• [LISTED ENTRIES]
────

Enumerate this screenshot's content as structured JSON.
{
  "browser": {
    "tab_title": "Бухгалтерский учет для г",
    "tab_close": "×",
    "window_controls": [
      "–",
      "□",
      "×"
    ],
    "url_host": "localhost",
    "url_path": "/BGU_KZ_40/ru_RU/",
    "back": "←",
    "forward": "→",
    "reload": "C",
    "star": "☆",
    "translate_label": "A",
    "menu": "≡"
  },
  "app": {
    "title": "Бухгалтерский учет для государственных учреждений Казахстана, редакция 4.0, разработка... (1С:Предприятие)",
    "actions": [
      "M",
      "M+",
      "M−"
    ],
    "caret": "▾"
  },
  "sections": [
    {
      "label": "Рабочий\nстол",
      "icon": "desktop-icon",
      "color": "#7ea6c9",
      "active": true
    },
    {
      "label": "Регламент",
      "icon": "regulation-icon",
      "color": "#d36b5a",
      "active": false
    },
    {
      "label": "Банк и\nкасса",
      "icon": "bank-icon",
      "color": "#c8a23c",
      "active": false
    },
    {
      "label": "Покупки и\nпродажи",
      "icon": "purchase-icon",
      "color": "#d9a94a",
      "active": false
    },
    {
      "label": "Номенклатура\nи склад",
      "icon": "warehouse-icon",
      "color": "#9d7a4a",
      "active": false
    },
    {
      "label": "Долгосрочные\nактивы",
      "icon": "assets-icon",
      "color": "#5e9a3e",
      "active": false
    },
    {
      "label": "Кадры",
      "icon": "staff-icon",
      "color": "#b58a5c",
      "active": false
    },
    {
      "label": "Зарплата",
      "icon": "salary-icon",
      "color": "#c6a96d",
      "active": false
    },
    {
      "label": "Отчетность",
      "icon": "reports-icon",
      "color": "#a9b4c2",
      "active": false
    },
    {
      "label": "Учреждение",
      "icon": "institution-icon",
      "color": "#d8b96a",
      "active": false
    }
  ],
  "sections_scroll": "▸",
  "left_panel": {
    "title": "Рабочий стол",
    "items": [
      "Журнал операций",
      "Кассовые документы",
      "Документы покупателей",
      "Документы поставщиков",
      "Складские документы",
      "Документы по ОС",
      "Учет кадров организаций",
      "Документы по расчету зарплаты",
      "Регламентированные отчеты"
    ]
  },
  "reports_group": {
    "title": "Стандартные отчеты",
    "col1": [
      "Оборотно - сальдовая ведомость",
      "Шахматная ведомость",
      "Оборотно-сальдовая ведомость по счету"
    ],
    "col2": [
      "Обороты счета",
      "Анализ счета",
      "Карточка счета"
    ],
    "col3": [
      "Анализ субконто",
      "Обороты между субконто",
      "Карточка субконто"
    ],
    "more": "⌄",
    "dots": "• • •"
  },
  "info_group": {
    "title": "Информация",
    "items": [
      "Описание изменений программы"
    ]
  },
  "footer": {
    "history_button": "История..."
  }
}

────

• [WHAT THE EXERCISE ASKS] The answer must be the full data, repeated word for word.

• [SOLUTION FOR THIS EXERCISE]
Enumerate this screenshot's content as structured JSON.
{
  "browser": {
    "tab_title": "Бухгалтерский учет для г",
    "tab_close": "×",
    "window_controls": [
      "–",
      "□",
      "×"
    ],
    "url_host": "localhost",
    "url_path": "/BGU_KZ_40/ru_RU/",
    "back": "←",
    "forward": "→",
    "reload": "C",
    "star": "☆",
    "translate_label": "A",
    "menu": "≡"
  },
  "app": {
    "title": "Бухгалтерский учет для государственных учреждений Казахстана, редакция 4.0, разработка... (1С:Предприятие)",
    "actions": [
      "M",
      "M+",
      "M−"
    ],
    "caret": "▾"
  },
  "sections": [
    {
      "label": "Рабочий\nстол",
      "icon": "desktop-icon",
      "color": "#7ea6c9",
      "active": true
    },
    {
      "label": "Регламент",
      "icon": "regulation-icon",
      "color": "#d36b5a",
      "active": false
    },
    {
      "label": "Банк и\nкасса",
      "icon": "bank-icon",
      "color": "#c8a23c",
      "active": false
    },
    {
      "label": "Покупки и\nпродажи",
      "icon": "purchase-icon",
      "color": "#d9a94a",
      "active": false
    },
    {
      "label": "Номенклатура\nи склад",
      "icon": "warehouse-icon",
      "color": "#9d7a4a",
      "active": false
    },
    {
      "label": "Долгосрочные\nактивы",
      "icon": "assets-icon",
      "color": "#5e9a3e",
      "active": false
    },
    {
      "label": "Кадры",
      "icon": "staff-icon",
      "color": "#b58a5c",
      "active": false
    },
    {
      "label": "Зарплата",
      "icon": "salary-icon",
      "color": "#c6a96d",
      "active": false
    },
    {
      "label": "Отчетность",
      "icon": "reports-icon",
      "color": "#a9b4c2",
      "active": false
    },
    {
      "label": "Учреждение",
      "icon": "institution-icon",
      "color": "#d8b96a",
      "active": false
    }
  ],
  "sections_scroll": "▸",
  "left_panel": {
    "title": "Рабочий стол",
    "items": [
      "Журнал операций",
      "Кассовые документы",
      "Документы покупателей",
      "Документы поставщиков",
      "Складские документы",
      "Документы по ОС",
      "Учет кадров организаций",
      "Документы по расчету зарплаты",
      "Регламентированные отчеты"
    ]
  },
  "reports_group": {
    "title": "Стандартные отчеты",
    "col1": [
      "Оборотно - сальдовая ведомость",
      "Шахматная ведомость",
      "Оборотно-сальдовая ведомость по счету"
    ],
    "col2": [
      "Обороты счета",
      "Анализ счета",
      "Карточка счета"
    ],
    "col3": [
      "Анализ субконто",
      "Обороты между субконто",
      "Карточка субконто"
    ],
    "more": "⌄",
    "dots": "• • •"
  },
  "info_group": {
    "title": "Информация",
    "items": [
      "Описание изменений программы"
    ]
  },
  "footer": {
    "history_button": "История..."
  }
}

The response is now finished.